**Task statement:** In these entries, tally the lines where "SYGNITY" occurs. Respond with only the count.
....................
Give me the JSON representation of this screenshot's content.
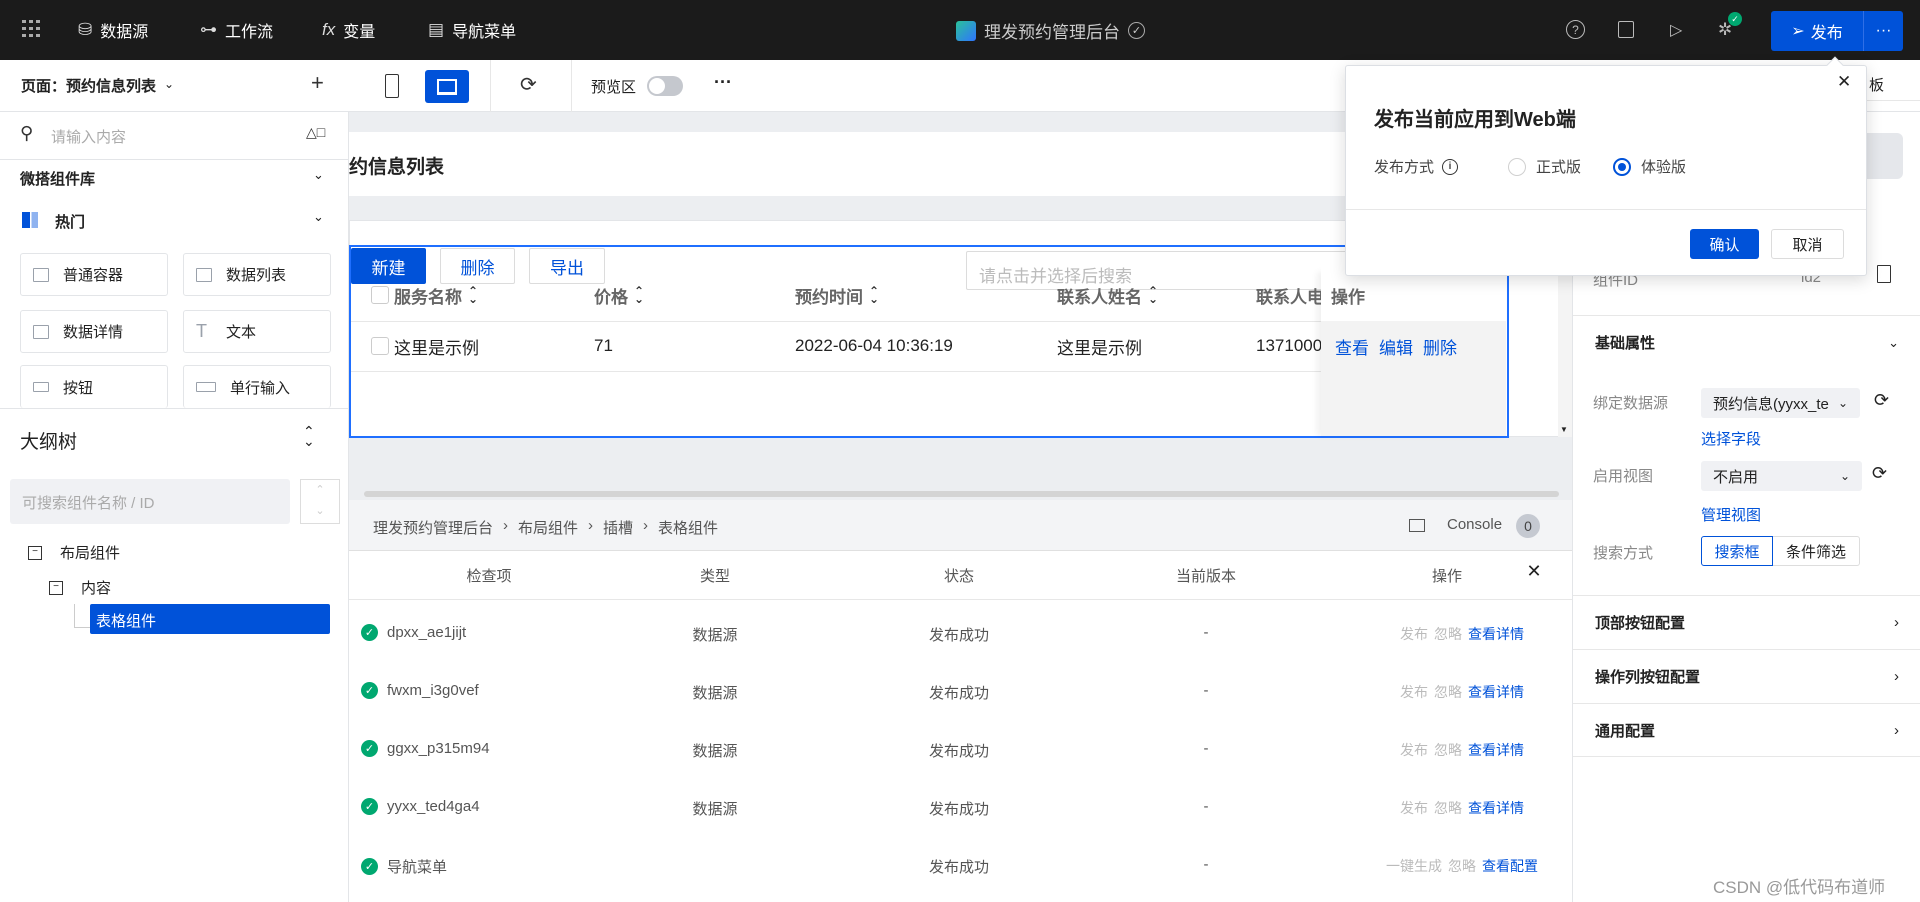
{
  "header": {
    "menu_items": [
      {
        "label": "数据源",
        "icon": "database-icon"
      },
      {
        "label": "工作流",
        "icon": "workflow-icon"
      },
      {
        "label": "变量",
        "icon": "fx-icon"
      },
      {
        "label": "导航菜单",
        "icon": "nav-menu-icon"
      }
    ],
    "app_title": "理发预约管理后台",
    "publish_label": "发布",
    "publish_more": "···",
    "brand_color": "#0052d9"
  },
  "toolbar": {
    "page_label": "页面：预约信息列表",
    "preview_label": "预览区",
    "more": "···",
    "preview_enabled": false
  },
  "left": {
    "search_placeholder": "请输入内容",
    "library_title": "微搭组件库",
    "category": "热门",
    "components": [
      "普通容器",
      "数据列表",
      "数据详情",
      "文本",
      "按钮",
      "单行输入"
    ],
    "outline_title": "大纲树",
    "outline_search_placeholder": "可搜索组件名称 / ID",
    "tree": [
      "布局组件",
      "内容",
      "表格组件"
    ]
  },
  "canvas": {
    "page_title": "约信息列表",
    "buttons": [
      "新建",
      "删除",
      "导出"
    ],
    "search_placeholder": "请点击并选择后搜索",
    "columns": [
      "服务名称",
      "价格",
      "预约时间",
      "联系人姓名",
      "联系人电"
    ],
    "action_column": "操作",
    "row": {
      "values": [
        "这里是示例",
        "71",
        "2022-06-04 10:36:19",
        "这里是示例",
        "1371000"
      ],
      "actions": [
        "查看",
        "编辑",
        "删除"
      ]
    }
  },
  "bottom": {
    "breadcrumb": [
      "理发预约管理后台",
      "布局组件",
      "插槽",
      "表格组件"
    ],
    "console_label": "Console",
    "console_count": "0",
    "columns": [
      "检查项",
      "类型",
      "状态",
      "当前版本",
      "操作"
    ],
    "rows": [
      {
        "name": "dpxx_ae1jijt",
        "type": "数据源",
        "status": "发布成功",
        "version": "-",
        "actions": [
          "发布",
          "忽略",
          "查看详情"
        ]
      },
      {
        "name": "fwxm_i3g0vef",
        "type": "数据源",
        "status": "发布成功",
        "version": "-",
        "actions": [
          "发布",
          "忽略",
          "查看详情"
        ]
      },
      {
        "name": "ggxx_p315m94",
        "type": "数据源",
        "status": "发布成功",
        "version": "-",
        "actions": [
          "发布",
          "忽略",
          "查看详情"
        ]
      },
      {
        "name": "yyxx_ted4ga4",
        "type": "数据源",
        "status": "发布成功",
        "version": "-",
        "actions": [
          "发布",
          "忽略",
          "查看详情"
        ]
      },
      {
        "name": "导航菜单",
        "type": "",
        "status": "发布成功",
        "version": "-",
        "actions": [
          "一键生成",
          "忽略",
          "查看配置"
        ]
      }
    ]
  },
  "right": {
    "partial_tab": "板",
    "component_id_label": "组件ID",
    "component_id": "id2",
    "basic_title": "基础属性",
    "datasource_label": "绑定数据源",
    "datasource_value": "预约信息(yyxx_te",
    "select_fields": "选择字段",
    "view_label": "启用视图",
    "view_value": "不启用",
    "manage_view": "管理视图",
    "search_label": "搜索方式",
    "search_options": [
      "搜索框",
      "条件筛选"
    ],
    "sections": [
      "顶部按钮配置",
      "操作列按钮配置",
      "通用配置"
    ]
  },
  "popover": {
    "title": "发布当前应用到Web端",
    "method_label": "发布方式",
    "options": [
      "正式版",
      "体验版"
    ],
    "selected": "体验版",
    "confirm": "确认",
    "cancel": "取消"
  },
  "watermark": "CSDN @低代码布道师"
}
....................
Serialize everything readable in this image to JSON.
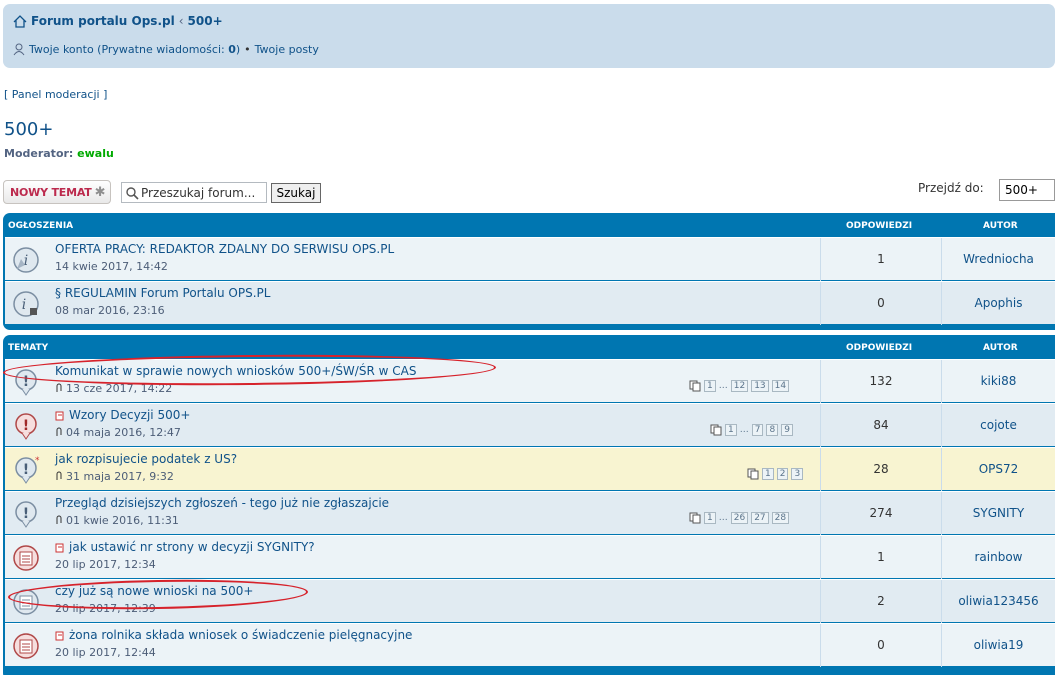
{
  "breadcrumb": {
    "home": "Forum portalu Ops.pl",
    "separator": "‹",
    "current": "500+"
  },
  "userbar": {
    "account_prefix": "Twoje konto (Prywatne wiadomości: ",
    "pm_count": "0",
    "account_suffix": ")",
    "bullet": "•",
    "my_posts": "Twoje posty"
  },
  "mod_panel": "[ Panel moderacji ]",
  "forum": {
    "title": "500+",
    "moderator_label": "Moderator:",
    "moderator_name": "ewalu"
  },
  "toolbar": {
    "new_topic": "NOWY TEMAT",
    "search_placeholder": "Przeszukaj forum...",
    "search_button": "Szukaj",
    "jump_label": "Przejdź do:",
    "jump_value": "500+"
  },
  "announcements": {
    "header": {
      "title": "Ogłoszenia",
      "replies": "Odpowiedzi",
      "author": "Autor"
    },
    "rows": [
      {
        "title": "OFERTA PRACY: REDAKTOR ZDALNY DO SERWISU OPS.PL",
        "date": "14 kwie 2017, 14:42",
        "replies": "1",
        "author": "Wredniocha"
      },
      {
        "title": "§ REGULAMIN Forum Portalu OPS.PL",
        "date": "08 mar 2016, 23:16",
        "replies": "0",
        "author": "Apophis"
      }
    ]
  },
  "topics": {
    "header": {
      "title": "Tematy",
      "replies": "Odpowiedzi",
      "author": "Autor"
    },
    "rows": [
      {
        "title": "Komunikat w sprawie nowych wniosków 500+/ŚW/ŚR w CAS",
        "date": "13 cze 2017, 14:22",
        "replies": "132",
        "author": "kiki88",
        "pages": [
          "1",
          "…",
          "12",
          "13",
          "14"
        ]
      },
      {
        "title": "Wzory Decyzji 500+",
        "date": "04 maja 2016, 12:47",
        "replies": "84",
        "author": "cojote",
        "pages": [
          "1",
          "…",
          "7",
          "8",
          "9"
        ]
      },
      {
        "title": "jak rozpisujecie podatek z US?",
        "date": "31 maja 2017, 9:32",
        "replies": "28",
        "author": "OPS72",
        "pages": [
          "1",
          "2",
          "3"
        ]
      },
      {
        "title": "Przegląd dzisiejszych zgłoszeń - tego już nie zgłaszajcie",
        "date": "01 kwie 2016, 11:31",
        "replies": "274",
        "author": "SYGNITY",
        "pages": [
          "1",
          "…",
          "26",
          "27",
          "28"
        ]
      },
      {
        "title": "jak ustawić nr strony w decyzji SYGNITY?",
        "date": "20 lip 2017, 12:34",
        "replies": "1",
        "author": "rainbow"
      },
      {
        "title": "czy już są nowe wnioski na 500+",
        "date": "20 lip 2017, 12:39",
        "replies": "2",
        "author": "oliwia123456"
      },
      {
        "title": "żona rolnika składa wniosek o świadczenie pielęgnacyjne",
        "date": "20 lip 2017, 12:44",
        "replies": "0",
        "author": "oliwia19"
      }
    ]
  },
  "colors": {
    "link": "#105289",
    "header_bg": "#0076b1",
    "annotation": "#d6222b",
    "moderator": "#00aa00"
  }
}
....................
**Answer below:** 2